• Work item
Search the entries below for the string "Fear" and give the number of lines that hold it, nothing else.
====== Given information ======
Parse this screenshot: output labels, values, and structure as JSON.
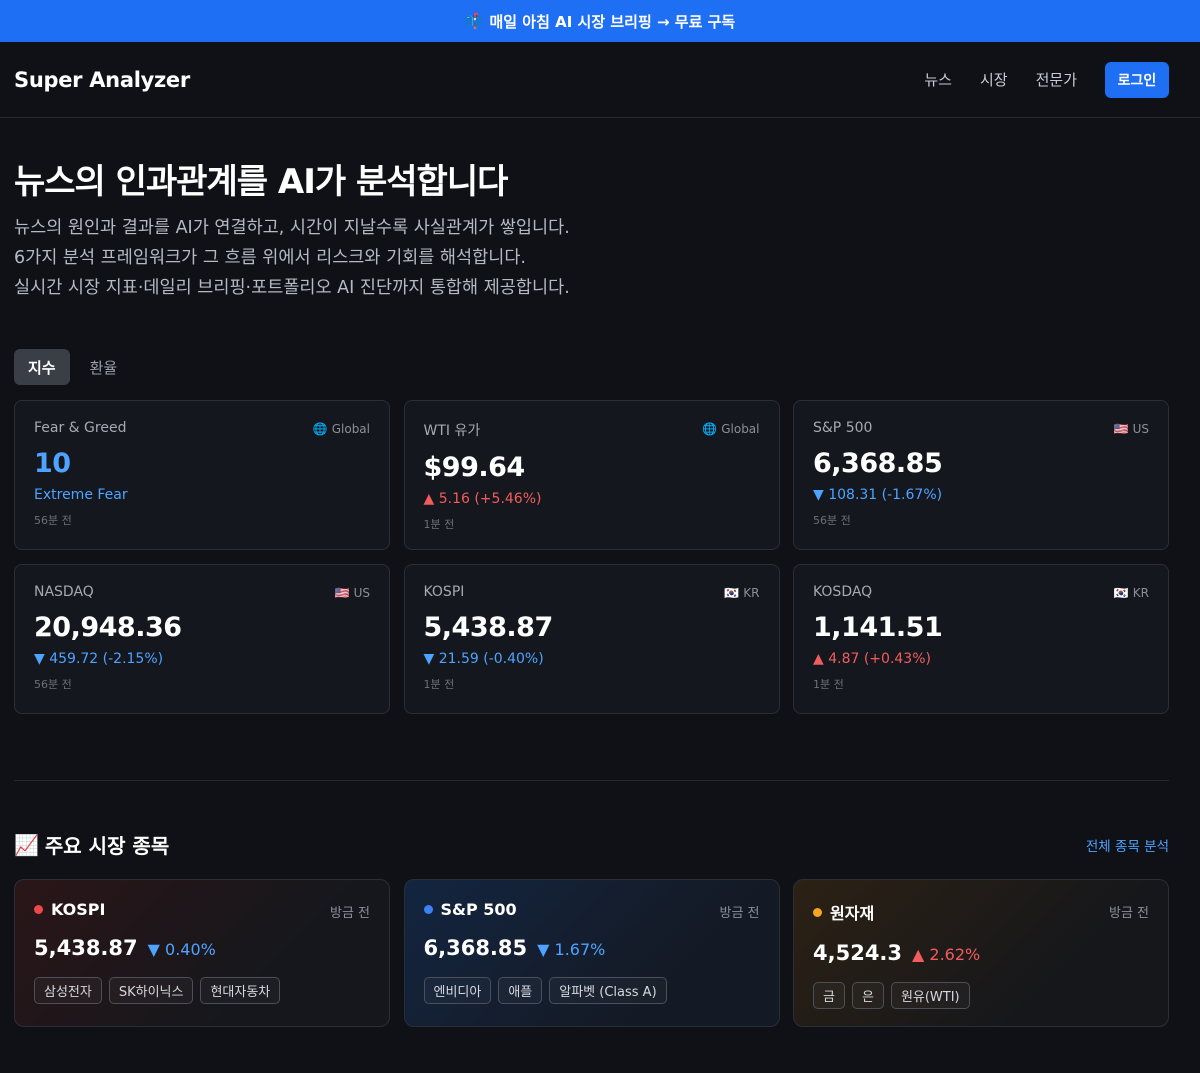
{
  "banner": {
    "icon": "mailbox-icon",
    "text": "매일 아침 AI 시장 브리핑 → 무료 구독"
  },
  "nav": {
    "logo": "Super Analyzer",
    "links": [
      "뉴스",
      "시장",
      "전문가"
    ],
    "login_label": "로그인",
    "accent": "#1f6ff5"
  },
  "hero": {
    "title": "뉴스의 인과관계를 AI가 분석합니다",
    "lines": [
      "뉴스의 원인과 결과를 AI가 연결하고, 시간이 지날수록 사실관계가 쌓입니다.",
      "6가지 분석 프레임워크가 그 흐름 위에서 리스크와 기회를 해석합니다.",
      "실시간 시장 지표·데일리 브리핑·포트폴리오 AI 진단까지 통합해 제공합니다."
    ]
  },
  "tabs": [
    {
      "label": "지수",
      "active": true
    },
    {
      "label": "환율",
      "active": false
    }
  ],
  "metrics": [
    {
      "name": "Fear & Greed",
      "region": "Global",
      "flag": "🌐",
      "value": "10",
      "change": "Extreme Fear",
      "dir": "none",
      "time": "56분 전"
    },
    {
      "name": "WTI 유가",
      "region": "Global",
      "flag": "🌐",
      "value": "$99.64",
      "change": "▲ 5.16 (+5.46%)",
      "dir": "up",
      "time": "1분 전"
    },
    {
      "name": "S&P 500",
      "region": "US",
      "flag": "🇺🇸",
      "value": "6,368.85",
      "change": "▼ 108.31 (-1.67%)",
      "dir": "down",
      "time": "56분 전"
    },
    {
      "name": "NASDAQ",
      "region": "US",
      "flag": "🇺🇸",
      "value": "20,948.36",
      "change": "▼ 459.72 (-2.15%)",
      "dir": "down",
      "time": "56분 전"
    },
    {
      "name": "KOSPI",
      "region": "KR",
      "flag": "🇰🇷",
      "value": "5,438.87",
      "change": "▼ 21.59 (-0.40%)",
      "dir": "down",
      "time": "1분 전"
    },
    {
      "name": "KOSDAQ",
      "region": "KR",
      "flag": "🇰🇷",
      "value": "1,141.51",
      "change": "▲ 4.87 (+0.43%)",
      "dir": "up",
      "time": "1분 전"
    }
  ],
  "section": {
    "icon": "chart-up-icon",
    "title": "주요 시장 종목",
    "all_link": "전체 종목 분석"
  },
  "markets": [
    {
      "name": "KOSPI",
      "dot_color": "#f04848",
      "time": "방금 전",
      "value": "5,438.87",
      "change": "▼ 0.40%",
      "dir": "down",
      "chips": [
        "삼성전자",
        "SK하이닉스",
        "현대자동차"
      ]
    },
    {
      "name": "S&P 500",
      "dot_color": "#3b82f6",
      "time": "방금 전",
      "value": "6,368.85",
      "change": "▼ 1.67%",
      "dir": "down",
      "chips": [
        "엔비디아",
        "애플",
        "알파벳 (Class A)"
      ]
    },
    {
      "name": "원자재",
      "dot_color": "#f5a524",
      "time": "방금 전",
      "value": "4,524.3",
      "change": "▲ 2.62%",
      "dir": "up",
      "chips": [
        "금",
        "은",
        "원유(WTI)"
      ]
    }
  ]
}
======
• Finished exercise
2